Mickey (also Mickey Finn) – a drink that has been doped to render the recipient unconscious or helpless.

Batman refused the delicious, foamy root beer Joker offered him, in case the clown was trying to slip him a mickey. 

 Misogyny – hatred or mistrust of women.  What US politicians are currently displaying.

Monkery – monastic life, including behavior, routines, etc.

Han Solo’s brash ways did not suit his disguise as a member of the Order of Dai Bendu; he was unable to assume a convincing appearance of monkery. 

Morel – a member of the genus Morchella, typically a sponge-shaped mushroom sought as a delicacy.  I’ve had them; they’re not bad, considering I usually hate mushrooms.

M. esculenta, the common morel. Or an uncommonly large boogie.

Image: Mary Smiley / Wikimedia Commons

Mucilage – something sticky.  Usually refers to glue, but may mean other, more unpleasant substances.

“Earth’s sundew plant produces a sticky mucilage it uses to catch insects, which it then devours,” the Doctor explained.  “AlphaBeta IV’s version of the sundew is much, much larger, large enough to—DON’T!  MOVE!” He grinned.  “If you take one more step, Rory, you’ll be lunch for a plant.” 

Mugwump – someone who is neutral, i.e. in politics or regarding controversial issues.

Myrrh  – a secretion of the Myrris odorata plant, used in incense and perfumes.  In Christian lore, the Three Wise Men, or Magi, brought it along with gold and frankincense (kinda the same thing) as a gift to the newborn Jesus Christ.

Painting The Adoration of the Magi by Raphael / Wikimedia Commons

Mynheer (mahyn-HAIR) – in Dutch, the word for mister, or sir.
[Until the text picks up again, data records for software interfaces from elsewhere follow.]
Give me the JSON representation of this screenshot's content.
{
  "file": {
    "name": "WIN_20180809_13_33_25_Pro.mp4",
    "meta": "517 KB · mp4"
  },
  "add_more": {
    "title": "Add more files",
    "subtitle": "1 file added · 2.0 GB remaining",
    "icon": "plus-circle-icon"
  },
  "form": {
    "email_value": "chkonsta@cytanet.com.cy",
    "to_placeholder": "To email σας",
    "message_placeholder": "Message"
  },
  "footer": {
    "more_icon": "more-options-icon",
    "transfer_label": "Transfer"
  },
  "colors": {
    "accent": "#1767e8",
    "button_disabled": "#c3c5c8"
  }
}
That’s all for today’s vocabulary post.  See you next time!  (Every time I say that, I hear The Mickey Mouse Club theme in my head.  Damn, I’m old.)